No one would admit to dropping a heavy object on it, or slamming it down too hard. I didn’t even want to think about other possible causes. I just knew it had to be replaced before someone got pinched.
We went to the home improvement warehouse and gazed up at a wall of toilet seats. They all looked identical, except for the price. The bottom one, so to speak, cost five bucks and it escalated from there. We chose a mid-range double-cheek supporter.
In the meantime, my son was assigned to remove the old one. I provided him with a set of wrenches, but he couldn’t budge the nuts because they were corroded.
My family was careful not to let me remove the toilet seat. The last time, I got so frustrated I resorted to using a hammer to pound a screwdriver against the stubborn nut. I only missed one time with the hammer and heard a tinkle of broken porcelain. A test flush sent water cascading sideways onto the floor.
Anyway, we were tempted to call the Forest Park handyman who installed the door, but that was too humiliating. So I attacked the seat, setting loose the dogs of war: the adjustable wrench, the pliers and the really sharp butter knife.
The problem was the corroded nuts were plastic and no amount of torque from metal tools would turn them. I was just reaching for the hammer when a thought flashed through my mind. I remembered what the Scarecrow, Frankenstein and plastic had in common: they were all afraid of fire.
So, I put a cigarette lighter on the blowtorch setting to ignite the infernal plastic. Sure enough, a little blue flame started licking upwards. The plastic was melting, melting, melting. I was able to scrape off the remaining plastic with the really sharp butter knife. Sadly, though, the lighter perished from the intense heat.
Each time I removed a nut, I excitedly showed the scorched carcass to my wife. Finally, I presented her with the cracked seat. It was kind of like a cat proudly bringing its owner a dead mouse but I considered it a trophy for my one and only home improvement triumph.
I don’t know who engineered the old seat but they wrongly thought that corroded plastic would be easier to take off than rusted metal. The new seat had a much better design, with plastic washers for easy removal.

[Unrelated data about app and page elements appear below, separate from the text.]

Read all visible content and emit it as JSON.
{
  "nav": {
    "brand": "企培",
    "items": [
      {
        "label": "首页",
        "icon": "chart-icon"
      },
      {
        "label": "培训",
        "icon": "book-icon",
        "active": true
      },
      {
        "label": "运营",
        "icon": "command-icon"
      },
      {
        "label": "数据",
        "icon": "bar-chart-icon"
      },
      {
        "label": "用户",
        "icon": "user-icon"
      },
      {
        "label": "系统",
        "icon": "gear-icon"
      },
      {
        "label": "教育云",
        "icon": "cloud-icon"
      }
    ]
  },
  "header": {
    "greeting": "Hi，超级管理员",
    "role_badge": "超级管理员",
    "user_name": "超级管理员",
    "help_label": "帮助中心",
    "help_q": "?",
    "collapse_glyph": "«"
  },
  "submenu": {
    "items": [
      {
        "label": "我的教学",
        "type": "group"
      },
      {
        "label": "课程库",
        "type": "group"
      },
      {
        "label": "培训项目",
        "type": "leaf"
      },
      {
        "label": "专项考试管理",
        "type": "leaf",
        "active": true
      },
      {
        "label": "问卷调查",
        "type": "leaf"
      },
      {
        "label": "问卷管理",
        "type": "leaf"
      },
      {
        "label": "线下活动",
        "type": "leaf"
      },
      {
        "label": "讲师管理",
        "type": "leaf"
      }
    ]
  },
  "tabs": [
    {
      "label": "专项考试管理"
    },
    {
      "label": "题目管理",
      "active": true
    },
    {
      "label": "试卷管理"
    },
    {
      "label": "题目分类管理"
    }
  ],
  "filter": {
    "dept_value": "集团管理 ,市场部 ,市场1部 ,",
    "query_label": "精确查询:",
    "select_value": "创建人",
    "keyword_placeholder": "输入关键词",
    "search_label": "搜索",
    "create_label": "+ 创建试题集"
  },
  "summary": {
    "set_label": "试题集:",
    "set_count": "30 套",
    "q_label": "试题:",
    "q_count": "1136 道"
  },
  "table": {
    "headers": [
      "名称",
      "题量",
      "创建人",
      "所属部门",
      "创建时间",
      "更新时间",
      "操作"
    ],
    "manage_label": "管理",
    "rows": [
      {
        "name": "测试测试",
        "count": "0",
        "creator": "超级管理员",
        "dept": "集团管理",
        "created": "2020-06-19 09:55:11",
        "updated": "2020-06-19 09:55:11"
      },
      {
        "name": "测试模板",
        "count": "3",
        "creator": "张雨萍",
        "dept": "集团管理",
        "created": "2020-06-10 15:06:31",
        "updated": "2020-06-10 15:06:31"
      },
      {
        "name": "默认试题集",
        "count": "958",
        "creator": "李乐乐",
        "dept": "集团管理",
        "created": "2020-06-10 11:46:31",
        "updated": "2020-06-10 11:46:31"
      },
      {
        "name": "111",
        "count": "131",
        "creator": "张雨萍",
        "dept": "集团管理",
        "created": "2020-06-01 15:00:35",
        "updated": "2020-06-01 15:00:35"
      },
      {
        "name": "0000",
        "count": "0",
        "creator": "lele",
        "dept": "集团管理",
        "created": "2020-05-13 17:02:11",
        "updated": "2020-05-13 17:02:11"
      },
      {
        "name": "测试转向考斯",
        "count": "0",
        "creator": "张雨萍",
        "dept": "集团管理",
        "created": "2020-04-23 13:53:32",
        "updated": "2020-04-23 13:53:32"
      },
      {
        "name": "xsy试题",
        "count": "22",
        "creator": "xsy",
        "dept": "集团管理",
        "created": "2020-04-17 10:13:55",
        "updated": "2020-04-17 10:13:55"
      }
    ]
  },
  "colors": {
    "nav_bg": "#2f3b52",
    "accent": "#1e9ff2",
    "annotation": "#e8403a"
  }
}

So, what’s the point of the story? I think it means we need to be persistent in overcoming obstacles in 2010. We also might need to post a weight limit in the bathroom.